When I create an array:

device constant const uint16_t array[256] = {…};

and I look at the PTX, I see:

.const .align 2 .b8 array[512] = {…};

Is there a way to modify this so that this is generated?

.const .align 1 .b16 array[256] = {…};

I ask, as I believe that it will eliminate a SHL R65, R65, 0x1; instruction that occurs each time the array is accessed.



Your code is presumably written so it use array indexes, while the machine code operates on addresses. Since each data item here comprises two bytes, and array index needs to be multiplied by two to generate the corresponding an address offset. This is the function of the SHL.

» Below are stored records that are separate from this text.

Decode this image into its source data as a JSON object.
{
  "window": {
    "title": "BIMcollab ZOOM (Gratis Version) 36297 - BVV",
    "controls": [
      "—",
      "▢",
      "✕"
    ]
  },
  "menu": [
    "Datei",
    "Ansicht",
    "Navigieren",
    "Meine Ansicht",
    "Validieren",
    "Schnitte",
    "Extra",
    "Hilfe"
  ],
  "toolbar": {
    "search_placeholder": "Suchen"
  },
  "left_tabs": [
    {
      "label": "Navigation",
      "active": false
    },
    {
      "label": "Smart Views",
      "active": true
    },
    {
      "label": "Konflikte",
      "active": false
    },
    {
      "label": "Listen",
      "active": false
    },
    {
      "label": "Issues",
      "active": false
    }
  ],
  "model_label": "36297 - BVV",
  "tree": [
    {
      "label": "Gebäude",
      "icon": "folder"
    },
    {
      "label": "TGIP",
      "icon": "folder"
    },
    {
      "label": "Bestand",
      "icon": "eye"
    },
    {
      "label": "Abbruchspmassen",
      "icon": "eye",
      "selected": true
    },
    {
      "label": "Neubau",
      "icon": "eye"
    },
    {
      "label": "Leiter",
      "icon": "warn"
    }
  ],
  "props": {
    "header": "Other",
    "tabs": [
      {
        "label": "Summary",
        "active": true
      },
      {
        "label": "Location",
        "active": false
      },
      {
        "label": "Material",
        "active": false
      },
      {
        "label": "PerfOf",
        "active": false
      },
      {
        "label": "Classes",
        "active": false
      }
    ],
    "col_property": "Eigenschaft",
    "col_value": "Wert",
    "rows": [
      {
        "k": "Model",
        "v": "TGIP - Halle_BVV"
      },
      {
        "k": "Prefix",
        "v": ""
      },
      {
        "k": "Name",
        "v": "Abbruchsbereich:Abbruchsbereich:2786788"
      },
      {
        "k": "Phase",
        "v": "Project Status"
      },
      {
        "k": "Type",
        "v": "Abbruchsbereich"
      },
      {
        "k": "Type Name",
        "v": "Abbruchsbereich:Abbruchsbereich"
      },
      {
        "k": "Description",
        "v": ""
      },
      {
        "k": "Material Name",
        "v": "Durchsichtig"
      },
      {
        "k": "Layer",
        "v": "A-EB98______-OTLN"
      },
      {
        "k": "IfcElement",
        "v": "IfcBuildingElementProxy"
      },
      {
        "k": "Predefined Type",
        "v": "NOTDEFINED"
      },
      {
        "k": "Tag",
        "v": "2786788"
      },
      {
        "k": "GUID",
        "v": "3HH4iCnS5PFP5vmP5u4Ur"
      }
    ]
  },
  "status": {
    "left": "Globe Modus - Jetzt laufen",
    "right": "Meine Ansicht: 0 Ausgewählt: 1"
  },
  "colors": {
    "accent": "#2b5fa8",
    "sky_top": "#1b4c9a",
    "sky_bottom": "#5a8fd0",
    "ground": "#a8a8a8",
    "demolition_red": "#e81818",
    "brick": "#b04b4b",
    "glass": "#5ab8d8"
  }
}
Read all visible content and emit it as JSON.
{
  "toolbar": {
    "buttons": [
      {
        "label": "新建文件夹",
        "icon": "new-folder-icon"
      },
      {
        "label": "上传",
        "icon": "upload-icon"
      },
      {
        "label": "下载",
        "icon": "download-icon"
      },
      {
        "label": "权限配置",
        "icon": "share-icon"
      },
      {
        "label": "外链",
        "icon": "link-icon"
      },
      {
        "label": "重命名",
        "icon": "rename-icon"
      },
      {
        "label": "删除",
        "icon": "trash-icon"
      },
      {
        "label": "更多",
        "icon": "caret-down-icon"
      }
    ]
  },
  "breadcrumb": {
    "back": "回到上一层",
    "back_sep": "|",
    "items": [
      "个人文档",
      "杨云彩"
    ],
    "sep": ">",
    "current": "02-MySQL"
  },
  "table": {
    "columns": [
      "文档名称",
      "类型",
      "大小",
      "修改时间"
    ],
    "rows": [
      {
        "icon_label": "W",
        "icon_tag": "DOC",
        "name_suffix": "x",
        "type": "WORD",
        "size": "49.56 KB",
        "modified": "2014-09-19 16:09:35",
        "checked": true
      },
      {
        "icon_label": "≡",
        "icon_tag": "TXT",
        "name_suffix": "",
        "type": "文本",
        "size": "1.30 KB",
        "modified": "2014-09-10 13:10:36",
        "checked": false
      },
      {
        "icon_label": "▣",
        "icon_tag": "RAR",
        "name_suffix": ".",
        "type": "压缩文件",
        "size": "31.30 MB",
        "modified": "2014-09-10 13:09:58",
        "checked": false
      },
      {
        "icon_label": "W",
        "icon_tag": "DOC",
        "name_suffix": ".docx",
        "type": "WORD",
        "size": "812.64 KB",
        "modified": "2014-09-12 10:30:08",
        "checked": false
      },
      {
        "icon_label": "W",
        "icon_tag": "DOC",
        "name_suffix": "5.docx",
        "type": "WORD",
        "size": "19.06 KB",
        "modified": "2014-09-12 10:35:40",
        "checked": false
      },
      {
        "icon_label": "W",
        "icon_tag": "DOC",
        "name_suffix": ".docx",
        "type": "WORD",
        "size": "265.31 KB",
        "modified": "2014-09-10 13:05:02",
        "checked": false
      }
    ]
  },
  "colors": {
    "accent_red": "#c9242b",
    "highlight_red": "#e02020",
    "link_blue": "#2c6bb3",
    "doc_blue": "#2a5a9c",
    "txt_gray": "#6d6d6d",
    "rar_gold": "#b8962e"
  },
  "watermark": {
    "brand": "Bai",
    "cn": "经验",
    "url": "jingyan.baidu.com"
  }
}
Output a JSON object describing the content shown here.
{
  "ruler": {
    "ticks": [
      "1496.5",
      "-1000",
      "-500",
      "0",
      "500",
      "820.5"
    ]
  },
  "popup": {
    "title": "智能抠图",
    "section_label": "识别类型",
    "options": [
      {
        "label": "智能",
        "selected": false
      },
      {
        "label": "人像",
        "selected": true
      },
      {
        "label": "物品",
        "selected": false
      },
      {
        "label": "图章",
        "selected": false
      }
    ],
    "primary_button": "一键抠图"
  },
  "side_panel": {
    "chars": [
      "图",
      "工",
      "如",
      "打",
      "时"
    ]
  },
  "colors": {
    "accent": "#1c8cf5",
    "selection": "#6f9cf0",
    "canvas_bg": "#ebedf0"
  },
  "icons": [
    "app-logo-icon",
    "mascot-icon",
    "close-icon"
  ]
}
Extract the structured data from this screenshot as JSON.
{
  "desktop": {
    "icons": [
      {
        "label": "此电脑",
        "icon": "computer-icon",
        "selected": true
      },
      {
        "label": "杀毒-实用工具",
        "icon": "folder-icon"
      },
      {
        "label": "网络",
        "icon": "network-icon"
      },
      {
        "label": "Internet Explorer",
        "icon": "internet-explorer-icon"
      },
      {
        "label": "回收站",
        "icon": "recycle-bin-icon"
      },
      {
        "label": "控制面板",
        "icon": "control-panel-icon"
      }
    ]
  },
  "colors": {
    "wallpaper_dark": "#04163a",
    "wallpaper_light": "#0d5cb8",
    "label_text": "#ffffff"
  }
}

That said, in optimized release builds this multiplication often disappears, as strength reduction and induction variables are applied to loops that traverse arrays, for example. In other instances, the necessary multiplication can be subsumed into ISCADD or LEA instructions.

Make sure you are looking at the SASS (machine) code generated from a release build, not a debug build. The compiler disables all optimizations for debug builds.

Thanks, it was a bit of a long shot, as this is occuring in a fully optimised release build and so if it could be removed, it would have been.

sm61 Cuda 10.2

      xor.b32 %r1815, %r48, %r1814; //Array index
      shl.b32 %r1816, %r1815, 1;
      add.s32 %r1817, %r5221, %r1816;
      ld.shared.u16 %r1818, [%r1817];

        /*3268*/                   LOP.XOR R60, R8, R65 ;                      /* 0x5c4704000417083c */
        /*3270*/                   SHL R60, R60, 0x1 ;                         /* 0x3848000000173c3c */
        /*3278*/                   LDS.U.U16 R60, [R60] ;                      /* 0xef4a100000073c3c */

The inner loop is 7 instructions of which this SHL (and a SHR) are half the throughput of the others, so removal would probably be quite beneficial.

What likely inhibits the absorption of the SHL into surrounding computation is the use of the XOR operation on the array index. Use of XOR is unusual in indexing computations. Can you replace that with arithmetic operations?

What does the CUDA profiler say about performance bottlenecks in the kernel at hand? While it is not impossible, I am doubtful the SHL constitutes a bottleneck here.

I’ll see what I can do.

Unfortunately I can’t profile. The app is an old 32bit one and the last Cuda version that profiled 32bit, can’t generate sm61. My C / Cuda is currently not yet at a level that I’ve been able to sucessfully convert it to 64bit. :(